* _Directions for this task_: Across the records below, how many lines contain the string "true"? Give the number by itself.
____
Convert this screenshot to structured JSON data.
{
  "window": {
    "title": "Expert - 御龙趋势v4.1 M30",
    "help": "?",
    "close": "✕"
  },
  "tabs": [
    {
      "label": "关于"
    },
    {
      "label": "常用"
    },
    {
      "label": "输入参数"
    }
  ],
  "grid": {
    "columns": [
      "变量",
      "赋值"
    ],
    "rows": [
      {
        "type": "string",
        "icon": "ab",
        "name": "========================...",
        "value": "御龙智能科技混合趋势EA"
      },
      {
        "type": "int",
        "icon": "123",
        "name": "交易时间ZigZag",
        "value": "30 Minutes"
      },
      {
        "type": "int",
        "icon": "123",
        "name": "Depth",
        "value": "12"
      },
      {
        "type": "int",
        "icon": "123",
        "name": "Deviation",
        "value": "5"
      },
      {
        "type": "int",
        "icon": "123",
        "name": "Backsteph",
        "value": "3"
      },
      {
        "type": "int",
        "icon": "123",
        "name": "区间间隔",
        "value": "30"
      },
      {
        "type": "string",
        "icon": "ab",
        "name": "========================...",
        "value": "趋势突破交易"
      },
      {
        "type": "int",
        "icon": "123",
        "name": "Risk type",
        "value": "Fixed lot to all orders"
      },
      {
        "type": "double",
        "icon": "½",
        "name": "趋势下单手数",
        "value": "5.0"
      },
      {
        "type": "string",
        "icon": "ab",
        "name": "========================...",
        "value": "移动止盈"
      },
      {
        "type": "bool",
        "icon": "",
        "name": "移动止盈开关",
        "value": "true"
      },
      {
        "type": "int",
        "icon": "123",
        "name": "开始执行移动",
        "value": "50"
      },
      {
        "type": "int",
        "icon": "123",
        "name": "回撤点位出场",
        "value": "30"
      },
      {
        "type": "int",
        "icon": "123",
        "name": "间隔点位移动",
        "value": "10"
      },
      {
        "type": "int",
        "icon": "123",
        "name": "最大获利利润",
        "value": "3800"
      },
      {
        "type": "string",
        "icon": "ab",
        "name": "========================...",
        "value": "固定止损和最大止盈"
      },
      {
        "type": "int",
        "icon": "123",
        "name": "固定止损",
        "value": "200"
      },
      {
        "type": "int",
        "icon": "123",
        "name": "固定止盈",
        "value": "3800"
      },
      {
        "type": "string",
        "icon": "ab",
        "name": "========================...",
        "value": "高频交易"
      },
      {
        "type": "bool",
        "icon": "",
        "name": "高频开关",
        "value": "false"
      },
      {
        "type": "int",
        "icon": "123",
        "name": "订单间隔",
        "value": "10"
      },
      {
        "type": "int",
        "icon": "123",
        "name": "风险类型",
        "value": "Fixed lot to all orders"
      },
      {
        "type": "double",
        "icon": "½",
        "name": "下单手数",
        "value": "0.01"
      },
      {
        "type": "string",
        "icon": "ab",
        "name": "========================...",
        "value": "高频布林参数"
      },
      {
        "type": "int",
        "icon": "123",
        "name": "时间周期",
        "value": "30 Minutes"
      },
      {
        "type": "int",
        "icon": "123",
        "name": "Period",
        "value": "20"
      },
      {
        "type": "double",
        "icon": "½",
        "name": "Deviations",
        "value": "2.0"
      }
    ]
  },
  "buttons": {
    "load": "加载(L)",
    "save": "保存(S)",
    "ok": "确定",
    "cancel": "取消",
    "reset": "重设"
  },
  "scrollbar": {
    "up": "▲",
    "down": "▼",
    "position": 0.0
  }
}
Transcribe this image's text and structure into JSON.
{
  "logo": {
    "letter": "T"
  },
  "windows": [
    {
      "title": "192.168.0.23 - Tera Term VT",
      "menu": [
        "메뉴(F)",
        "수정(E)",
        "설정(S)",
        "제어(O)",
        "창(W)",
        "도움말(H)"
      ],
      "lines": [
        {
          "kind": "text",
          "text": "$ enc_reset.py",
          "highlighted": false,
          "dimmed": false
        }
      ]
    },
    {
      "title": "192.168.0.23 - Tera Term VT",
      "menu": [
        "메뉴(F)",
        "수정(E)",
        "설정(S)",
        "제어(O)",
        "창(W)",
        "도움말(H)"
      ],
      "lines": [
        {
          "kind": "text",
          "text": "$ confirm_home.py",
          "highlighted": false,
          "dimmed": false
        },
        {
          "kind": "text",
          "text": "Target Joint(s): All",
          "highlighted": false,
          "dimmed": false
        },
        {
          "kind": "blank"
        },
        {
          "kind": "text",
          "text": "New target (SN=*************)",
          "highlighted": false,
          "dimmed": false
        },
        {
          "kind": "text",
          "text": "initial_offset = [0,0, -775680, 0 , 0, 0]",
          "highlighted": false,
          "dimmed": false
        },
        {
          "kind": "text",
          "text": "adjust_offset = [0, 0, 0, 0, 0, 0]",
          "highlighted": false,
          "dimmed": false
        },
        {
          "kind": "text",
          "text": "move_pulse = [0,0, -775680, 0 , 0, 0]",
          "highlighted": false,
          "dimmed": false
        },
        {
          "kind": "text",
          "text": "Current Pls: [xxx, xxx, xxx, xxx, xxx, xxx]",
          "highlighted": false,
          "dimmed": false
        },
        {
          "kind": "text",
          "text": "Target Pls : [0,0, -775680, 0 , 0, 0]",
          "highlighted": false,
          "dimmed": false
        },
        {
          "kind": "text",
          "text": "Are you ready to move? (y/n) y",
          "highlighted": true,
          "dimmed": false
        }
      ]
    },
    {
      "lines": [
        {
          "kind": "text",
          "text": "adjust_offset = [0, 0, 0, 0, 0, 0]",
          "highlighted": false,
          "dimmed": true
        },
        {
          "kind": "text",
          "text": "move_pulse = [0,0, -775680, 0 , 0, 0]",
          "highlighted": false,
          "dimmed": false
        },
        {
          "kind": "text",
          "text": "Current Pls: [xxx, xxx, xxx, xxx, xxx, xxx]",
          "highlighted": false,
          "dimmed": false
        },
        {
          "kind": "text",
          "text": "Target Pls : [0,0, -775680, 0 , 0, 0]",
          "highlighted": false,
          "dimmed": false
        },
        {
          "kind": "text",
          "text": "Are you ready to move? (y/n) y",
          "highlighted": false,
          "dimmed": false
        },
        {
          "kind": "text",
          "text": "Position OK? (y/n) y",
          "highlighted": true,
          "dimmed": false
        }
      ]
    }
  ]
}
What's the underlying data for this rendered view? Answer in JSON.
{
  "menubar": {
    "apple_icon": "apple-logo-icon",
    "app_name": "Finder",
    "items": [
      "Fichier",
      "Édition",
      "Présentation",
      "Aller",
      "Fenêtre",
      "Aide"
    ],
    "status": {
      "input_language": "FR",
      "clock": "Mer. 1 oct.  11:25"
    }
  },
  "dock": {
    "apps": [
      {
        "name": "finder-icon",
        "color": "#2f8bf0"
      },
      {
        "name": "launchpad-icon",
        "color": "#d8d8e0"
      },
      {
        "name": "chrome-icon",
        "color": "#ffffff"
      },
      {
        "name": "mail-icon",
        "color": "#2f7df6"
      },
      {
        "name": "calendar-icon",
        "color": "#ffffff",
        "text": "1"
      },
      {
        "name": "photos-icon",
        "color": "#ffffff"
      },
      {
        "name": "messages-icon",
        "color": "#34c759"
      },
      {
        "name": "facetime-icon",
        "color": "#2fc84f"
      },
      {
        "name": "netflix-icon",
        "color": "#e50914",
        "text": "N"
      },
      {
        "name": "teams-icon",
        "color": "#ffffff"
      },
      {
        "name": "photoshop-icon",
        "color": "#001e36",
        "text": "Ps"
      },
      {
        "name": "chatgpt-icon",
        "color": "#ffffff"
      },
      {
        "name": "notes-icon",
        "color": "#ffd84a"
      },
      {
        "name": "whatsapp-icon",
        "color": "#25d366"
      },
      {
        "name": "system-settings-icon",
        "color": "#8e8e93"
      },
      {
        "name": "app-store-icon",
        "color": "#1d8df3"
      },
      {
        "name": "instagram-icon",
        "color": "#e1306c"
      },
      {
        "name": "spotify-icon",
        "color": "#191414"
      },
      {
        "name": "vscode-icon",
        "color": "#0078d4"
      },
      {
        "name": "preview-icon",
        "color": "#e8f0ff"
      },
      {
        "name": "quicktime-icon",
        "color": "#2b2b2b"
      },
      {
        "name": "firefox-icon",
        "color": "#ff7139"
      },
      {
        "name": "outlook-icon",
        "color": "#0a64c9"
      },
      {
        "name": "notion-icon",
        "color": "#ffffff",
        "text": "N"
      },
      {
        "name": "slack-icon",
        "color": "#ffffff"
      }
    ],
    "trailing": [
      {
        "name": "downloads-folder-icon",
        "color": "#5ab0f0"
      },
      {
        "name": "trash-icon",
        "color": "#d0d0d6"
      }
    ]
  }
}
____
* _Your solution_: 4